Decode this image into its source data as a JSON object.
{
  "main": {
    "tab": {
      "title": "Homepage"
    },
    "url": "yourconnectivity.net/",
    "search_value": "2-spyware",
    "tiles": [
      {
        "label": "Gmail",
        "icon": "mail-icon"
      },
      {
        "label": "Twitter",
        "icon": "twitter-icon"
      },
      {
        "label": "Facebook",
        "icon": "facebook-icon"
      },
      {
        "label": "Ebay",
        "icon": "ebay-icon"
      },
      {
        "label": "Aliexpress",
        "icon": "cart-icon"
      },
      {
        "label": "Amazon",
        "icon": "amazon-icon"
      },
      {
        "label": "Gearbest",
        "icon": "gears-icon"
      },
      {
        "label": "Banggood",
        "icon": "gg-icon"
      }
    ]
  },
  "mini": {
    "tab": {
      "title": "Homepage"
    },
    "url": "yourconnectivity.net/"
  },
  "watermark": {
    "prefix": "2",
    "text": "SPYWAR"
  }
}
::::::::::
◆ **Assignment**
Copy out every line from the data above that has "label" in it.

◆ **Solved problem**
        "label": "Gmail",
        "label": "Twitter",
        "label": "Facebook",
        "label": "Ebay",
        "label": "Aliexpress",
        "label": "Amazon",
        "label": "Gearbest",
        "label": "Banggood",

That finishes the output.